The latest: President Biden on Monday night declared a major disaster in Tennessee and issued an emergency declaration in Illinois, along with orders for federal assistance to support recovery efforts in the states, one day after declaring a major disaster in Kentucky.
- A National Weather Service official in Paducah told CNN a tornado that tore through western Kentucky was "on the ground continuously for at least 128 miles."
What they're saying: Beshear said at an news briefing Tuesday the ages of the victims ranged from 2 months to 98 years and that at least 12 were children.
- On Monday, Beshear warned that with "this amount of damage and rubble, it may be a week or even more before we have a final count on the number of lost lives."
- He added that several people were unaccounted for, but rescue crews and authorities were working to find more information on them.
- "The people of western Kentucky have gone through an unspeakable trauma," Beshear said Monday morning.
The big picture: Tornadoes were also reported in Arkansas, Illinois, Mississippi, Missouri and Tennessee, but Kentucky was particularly badly hit.
- Nearly 24,000 customers were still without power in Kentucky Monday afternoon, per the tracking service poweroutage.us. Officials warned it could be weeks or months before service is restored to the hardest-hit areas.
- Beshear had warned the death toll from the tornadoes could exceed 100 following concerns that 110 people were in a candle manufacturing factory when a tornado hit.
- By Monday evening, all workers who were inside the factory had been accounted for, a Mayfield Consumer Products spokesperson told Axios' Shawna Chen. Eight people were confirmed dead and 102 survived, the company said. Beshear said Monday that officials are working to verify the company's report.
Meanwhile, a tornado that struck an Amazon warehouse in Edwardsville, Illinois, on Friday night resulted in the deaths of at least six people after a large part of the building collapsed, per the New York Times.

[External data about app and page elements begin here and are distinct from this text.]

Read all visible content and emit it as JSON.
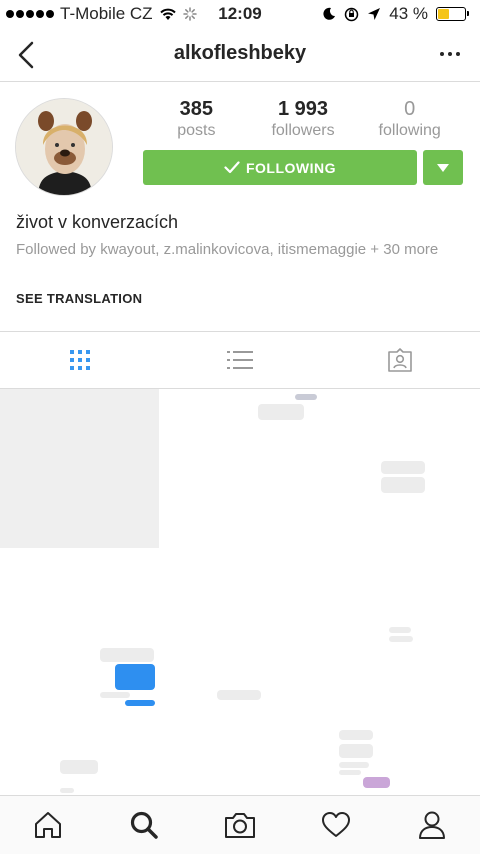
{
  "status_bar": {
    "carrier": "T-Mobile CZ",
    "time": "12:09",
    "battery": "43 %",
    "battery_level": 0.43,
    "accent_color": "#f5c518"
  },
  "header": {
    "username": "alkofleshbeky",
    "back_icon": "chevron-left-icon",
    "more_icon": "more-horizontal-icon"
  },
  "profile": {
    "stats": [
      {
        "value": "385",
        "label": "posts"
      },
      {
        "value": "1 993",
        "label": "followers"
      },
      {
        "value": "0",
        "label": "following"
      }
    ],
    "follow_button_label": "FOLLOWING",
    "button_color": "#70c050",
    "bio_name": "život v konverzacích",
    "followed_by": "Followed by kwayout, z.malinkovicova, itismemaggie + 30 more",
    "see_translation": "SEE TRANSLATION"
  },
  "tabs": [
    {
      "name": "grid-view-icon",
      "active": true
    },
    {
      "name": "list-view-icon",
      "active": false
    },
    {
      "name": "tagged-photos-icon",
      "active": false
    }
  ],
  "bottom_nav": [
    {
      "name": "home-icon"
    },
    {
      "name": "search-icon",
      "active": true
    },
    {
      "name": "camera-icon"
    },
    {
      "name": "heart-icon"
    },
    {
      "name": "profile-icon"
    }
  ]
}
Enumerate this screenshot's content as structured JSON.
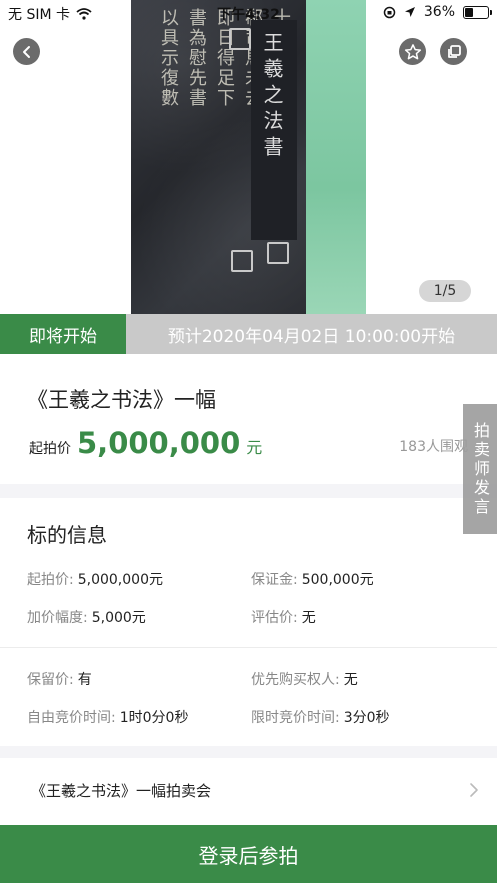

- Four other storm-related deaths were reported in Tennessee, at least two people were killed in Arkansas and two others in Missouri, AP notes.
- At least 14 people had died from tornadoes this year until these events, per the NOAA Storm Prediction Center.
What to watch: The National Weather Service in Paducah, Ky., issued a statement Sunday saying the damage was still being assessed. But the damage in several places was at least an EF-3 on the Enhanced Fujita Scale, which measures the intensity of tornadoes.
- That means there's been severe damage from estimated wind speeds of at least 136-165 mph.
- The NWS said initial estimates for the area from Cayce, Ky., to around Beaver Dam, Ky., were that it was hit by an EF-4 tornado — meaning there's "devastating damage."
- How to help tornado victims in Kentucky and other states
- In photos: Before and after images show scale of tornado damage
Editor's note: This article has been updated with new details throughout.